Martinez did not respond to questions about whether Celebrity or Royal Caribbean had ever done such a lengthy cleaning before.
The plan follows a "no-sail recommendation" from the CDC, which originally wanted four days but settled on three after talks with the company.
Carolyn Spencer Brown, editor-in-chief of cruise review site Cruise Critic, said she thought the cleaning is "highly unusual."
"I've seen worse, but I haven't seen worse in a long time," Spencer Brown said.
"They're doing the right thing to take it out. Maybe they could have taken it out a cruise earlier," Spencer Brown said.
Martinez said in response that Celebrity has been "working closely" with the CDC since the first sailing on which people took sick.
"After the second cruise, both parties agreed that the enhanced sanitizing would take place in port, in between sailings," she said. "The ship's departure was delayed in order to allow additional time to sanitize the ship."
Now, the Mercury is set to depart again Sunday, two days later than scheduled.
Passengers on the cruise will be refunded for two days in the form of an onboard credit, Martinez said, plus a credit for a future cruise equal to 25 percent of their fare paid.
Celebrity is also offering passengers the chance to cancel without a penalty. Those who take the offer will get a full refund and a certificate for a future cruise equal to 15 percent of the fare paid.
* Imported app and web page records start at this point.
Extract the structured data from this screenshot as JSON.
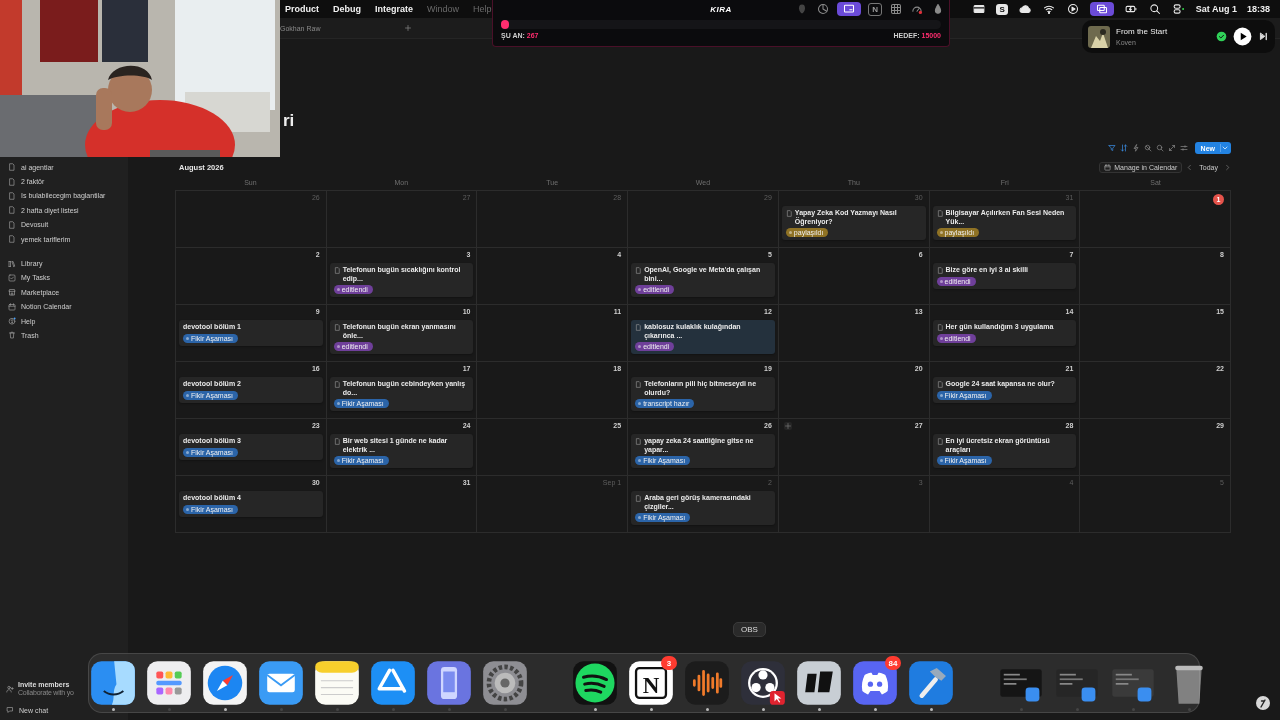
{
  "menubar": {
    "menus": [
      {
        "label": "Product",
        "disabled": false
      },
      {
        "label": "Debug",
        "disabled": false
      },
      {
        "label": "Integrate",
        "disabled": false
      },
      {
        "label": "Window",
        "disabled": true
      },
      {
        "label": "Help",
        "disabled": true
      }
    ],
    "status_icons": [
      {
        "kind": "card",
        "selected": false
      },
      {
        "kind": "letter",
        "label": "S",
        "selected": false
      },
      {
        "kind": "cloud",
        "selected": false
      },
      {
        "kind": "wifi",
        "selected": false
      },
      {
        "kind": "play-circle",
        "selected": false
      },
      {
        "kind": "screens",
        "selected": true
      },
      {
        "kind": "battery",
        "selected": false
      },
      {
        "kind": "search",
        "selected": false
      },
      {
        "kind": "toggles",
        "selected": false
      }
    ],
    "date": "Sat Aug 1",
    "time": "18:38"
  },
  "kira": {
    "title": "KIRA",
    "header_icons": [
      {
        "kind": "blob",
        "selected": false
      },
      {
        "kind": "pie",
        "selected": false
      },
      {
        "kind": "screen",
        "selected": true
      },
      {
        "kind": "letter",
        "label": "N",
        "selected": false
      },
      {
        "kind": "grid",
        "selected": false
      },
      {
        "kind": "gauge",
        "selected": false
      },
      {
        "kind": "drop",
        "selected": false
      }
    ],
    "level": 0.018,
    "current_label": "ŞU AN:",
    "current_value": "267",
    "target_label": "HEDEF:",
    "target_value": "15000"
  },
  "now_playing": {
    "title": "From the Start",
    "artist": "Koven"
  },
  "tab": {
    "title": "Gokhan Raw"
  },
  "partial_heading": "ri",
  "sidebar": {
    "pages": [
      "ai agentlar",
      "2 faktör",
      "Is bulabilecegim baglantilar",
      "2 hafta diyet listesi",
      "Devosuit",
      "yemek tariflerim"
    ],
    "nav": [
      {
        "kind": "library",
        "label": "Library"
      },
      {
        "kind": "tasks",
        "label": "My Tasks"
      },
      {
        "kind": "marketplace",
        "label": "Marketplace"
      },
      {
        "kind": "calendar",
        "label": "Notion Calendar"
      },
      {
        "kind": "help",
        "label": "Help"
      },
      {
        "kind": "trash",
        "label": "Trash"
      }
    ],
    "invite": {
      "title": "Invite members",
      "subtitle": "Collaborate with yo"
    },
    "new_chat": "New chat"
  },
  "calendar": {
    "month": "August 2026",
    "new_button": "New",
    "manage_button": "Manage in Calendar",
    "today_button": "Today",
    "weekdays": [
      "Sun",
      "Mon",
      "Tue",
      "Wed",
      "Thu",
      "Fri",
      "Sat"
    ],
    "weeks": [
      [
        {
          "day": "26",
          "in_month": false,
          "today": false,
          "hovered": false
        },
        {
          "day": "27",
          "in_month": false,
          "today": false,
          "hovered": false
        },
        {
          "day": "28",
          "in_month": false,
          "today": false,
          "hovered": false
        },
        {
          "day": "29",
          "in_month": false,
          "today": false,
          "hovered": false
        },
        {
          "day": "30",
          "in_month": false,
          "today": false,
          "hovered": false,
          "events": [
            {
              "kind": "page",
              "title": "Yapay Zeka Kod Yazmayı Nasıl Öğreniyor?",
              "tag": {
                "label": "paylaşıldı",
                "color": "#8f7224"
              },
              "selected": false
            }
          ]
        },
        {
          "day": "31",
          "in_month": false,
          "today": false,
          "hovered": false,
          "events": [
            {
              "kind": "page",
              "title": "Bilgisayar Açılırken Fan Sesi Neden Yük...",
              "tag": {
                "label": "paylaşıldı",
                "color": "#8f7224"
              },
              "selected": false
            }
          ]
        },
        {
          "day": "1",
          "in_month": true,
          "today": true,
          "hovered": false
        }
      ],
      [
        {
          "day": "2",
          "in_month": true,
          "today": false,
          "hovered": false
        },
        {
          "day": "3",
          "in_month": true,
          "today": false,
          "hovered": false,
          "events": [
            {
              "kind": "page",
              "title": "Telefonun bugün sıcaklığını kontrol edip...",
              "tag": {
                "label": "editlendi",
                "color": "#6f3f9a"
              },
              "selected": false
            }
          ]
        },
        {
          "day": "4",
          "in_month": true,
          "today": false,
          "hovered": false
        },
        {
          "day": "5",
          "in_month": true,
          "today": false,
          "hovered": false,
          "events": [
            {
              "kind": "page",
              "title": "OpenAI, Google ve Meta'da çalışan bini...",
              "tag": {
                "label": "editlendi",
                "color": "#6f3f9a"
              },
              "selected": false
            }
          ]
        },
        {
          "day": "6",
          "in_month": true,
          "today": false,
          "hovered": false
        },
        {
          "day": "7",
          "in_month": true,
          "today": false,
          "hovered": false,
          "events": [
            {
              "kind": "page",
              "title": "Bize göre en iyi 3 ai skilli",
              "tag": {
                "label": "editlendi",
                "color": "#6f3f9a"
              },
              "selected": false
            }
          ]
        },
        {
          "day": "8",
          "in_month": true,
          "today": false,
          "hovered": false
        }
      ],
      [
        {
          "day": "9",
          "in_month": true,
          "today": false,
          "hovered": false,
          "events": [
            {
              "kind": "plain",
              "title": "devotool bölüm 1",
              "tag": {
                "label": "Fikir Aşaması",
                "color": "#2b64a8"
              },
              "selected": false
            }
          ]
        },
        {
          "day": "10",
          "in_month": true,
          "today": false,
          "hovered": false,
          "events": [
            {
              "kind": "page",
              "title": "Telefonun bugün ekran yanmasını önle...",
              "tag": {
                "label": "editlendi",
                "color": "#6f3f9a"
              },
              "selected": false
            }
          ]
        },
        {
          "day": "11",
          "in_month": true,
          "today": false,
          "hovered": false
        },
        {
          "day": "12",
          "in_month": true,
          "today": false,
          "hovered": false,
          "events": [
            {
              "kind": "page",
              "title": "kablosuz kulaklık kulağından çıkarınca ...",
              "tag": {
                "label": "editlendi",
                "color": "#6f3f9a"
              },
              "selected": true
            }
          ]
        },
        {
          "day": "13",
          "in_month": true,
          "today": false,
          "hovered": false
        },
        {
          "day": "14",
          "in_month": true,
          "today": false,
          "hovered": false,
          "events": [
            {
              "kind": "page",
              "title": "Her gün kullandığım 3 uygulama",
              "tag": {
                "label": "editlendi",
                "color": "#6f3f9a"
              },
              "selected": false
            }
          ]
        },
        {
          "day": "15",
          "in_month": true,
          "today": false,
          "hovered": false
        }
      ],
      [
        {
          "day": "16",
          "in_month": true,
          "today": false,
          "hovered": false,
          "events": [
            {
              "kind": "plain",
              "title": "devotool bölüm 2",
              "tag": {
                "label": "Fikir Aşaması",
                "color": "#2b64a8"
              },
              "selected": false
            }
          ]
        },
        {
          "day": "17",
          "in_month": true,
          "today": false,
          "hovered": false,
          "events": [
            {
              "kind": "page",
              "title": "Telefonun bugün cebindeyken yanlış do...",
              "tag": {
                "label": "Fikir Aşaması",
                "color": "#2b64a8"
              },
              "selected": false
            }
          ]
        },
        {
          "day": "18",
          "in_month": true,
          "today": false,
          "hovered": false
        },
        {
          "day": "19",
          "in_month": true,
          "today": false,
          "hovered": false,
          "events": [
            {
              "kind": "page",
              "title": "Telefonların pili hiç bitmeseydi ne olurdu?",
              "tag": {
                "label": "transcript hazır",
                "color": "#2b64a8"
              },
              "selected": false
            }
          ]
        },
        {
          "day": "20",
          "in_month": true,
          "today": false,
          "hovered": false
        },
        {
          "day": "21",
          "in_month": true,
          "today": false,
          "hovered": false,
          "events": [
            {
              "kind": "page",
              "title": "Google 24 saat kapansa ne olur?",
              "tag": {
                "label": "Fikir Aşaması",
                "color": "#2b64a8"
              },
              "selected": false
            }
          ]
        },
        {
          "day": "22",
          "in_month": true,
          "today": false,
          "hovered": false
        }
      ],
      [
        {
          "day": "23",
          "in_month": true,
          "today": false,
          "hovered": false,
          "events": [
            {
              "kind": "plain",
              "title": "devotool bölüm 3",
              "tag": {
                "label": "Fikir Aşaması",
                "color": "#2b64a8"
              },
              "selected": false
            }
          ]
        },
        {
          "day": "24",
          "in_month": true,
          "today": false,
          "hovered": false,
          "events": [
            {
              "kind": "page",
              "title": "Bir web sitesi 1 günde ne kadar elektrik ...",
              "tag": {
                "label": "Fikir Aşaması",
                "color": "#2b64a8"
              },
              "selected": false
            }
          ]
        },
        {
          "day": "25",
          "in_month": true,
          "today": false,
          "hovered": false
        },
        {
          "day": "26",
          "in_month": true,
          "today": false,
          "hovered": false,
          "events": [
            {
              "kind": "page",
              "title": "yapay zeka 24 saatliğine gitse ne yapar...",
              "tag": {
                "label": "Fikir Aşaması",
                "color": "#2b64a8"
              },
              "selected": false
            }
          ]
        },
        {
          "day": "27",
          "in_month": true,
          "today": false,
          "hovered": true
        },
        {
          "day": "28",
          "in_month": true,
          "today": false,
          "hovered": false,
          "events": [
            {
              "kind": "page",
              "title": "En iyi ücretsiz ekran görüntüsü araçları",
              "tag": {
                "label": "Fikir Aşaması",
                "color": "#2b64a8"
              },
              "selected": false
            }
          ]
        },
        {
          "day": "29",
          "in_month": true,
          "today": false,
          "hovered": false
        }
      ],
      [
        {
          "day": "30",
          "in_month": true,
          "today": false,
          "hovered": false,
          "events": [
            {
              "kind": "plain",
              "title": "devotool bölüm 4",
              "tag": {
                "label": "Fikir Aşaması",
                "color": "#2b64a8"
              },
              "selected": false
            }
          ]
        },
        {
          "day": "31",
          "in_month": true,
          "today": false,
          "hovered": false
        },
        {
          "day": "Sep 1",
          "in_month": false,
          "today": false,
          "hovered": false
        },
        {
          "day": "2",
          "in_month": false,
          "today": false,
          "hovered": false,
          "events": [
            {
              "kind": "page",
              "title": "Araba geri görüş kamerasındaki çizgiler...",
              "tag": {
                "label": "Fikir Aşaması",
                "color": "#2b64a8"
              },
              "selected": false
            }
          ]
        },
        {
          "day": "3",
          "in_month": false,
          "today": false,
          "hovered": false
        },
        {
          "day": "4",
          "in_month": false,
          "today": false,
          "hovered": false
        },
        {
          "day": "5",
          "in_month": false,
          "today": false,
          "hovered": false
        }
      ]
    ]
  },
  "dock": {
    "tooltip": "OBS",
    "groups": [
      [
        {
          "kind": "finder",
          "running": true
        },
        {
          "kind": "launchpad",
          "running": false
        },
        {
          "kind": "safari",
          "running": true
        },
        {
          "kind": "mail",
          "running": false
        },
        {
          "kind": "notes",
          "running": false
        },
        {
          "kind": "appstore",
          "running": false
        },
        {
          "kind": "simulator",
          "running": false
        },
        {
          "kind": "settings",
          "running": false
        }
      ],
      [
        {
          "kind": "spotify",
          "running": true
        },
        {
          "kind": "notion",
          "label": "N",
          "badge": "3",
          "running": true
        },
        {
          "kind": "audio",
          "running": true
        },
        {
          "kind": "obs",
          "running": true
        },
        {
          "kind": "tablet",
          "running": true
        },
        {
          "kind": "discord",
          "badge": "84",
          "running": true
        },
        {
          "kind": "xcode",
          "running": true
        }
      ],
      [
        {
          "kind": "thumb-code",
          "running": false
        },
        {
          "kind": "thumb-dark",
          "running": false
        },
        {
          "kind": "thumb-light",
          "running": false
        },
        {
          "kind": "trash",
          "running": false
        }
      ]
    ]
  }
}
"I think this is appropriate and right," Spencer Brown said. "That's decent of them because a lot of cruise lines will just make you go."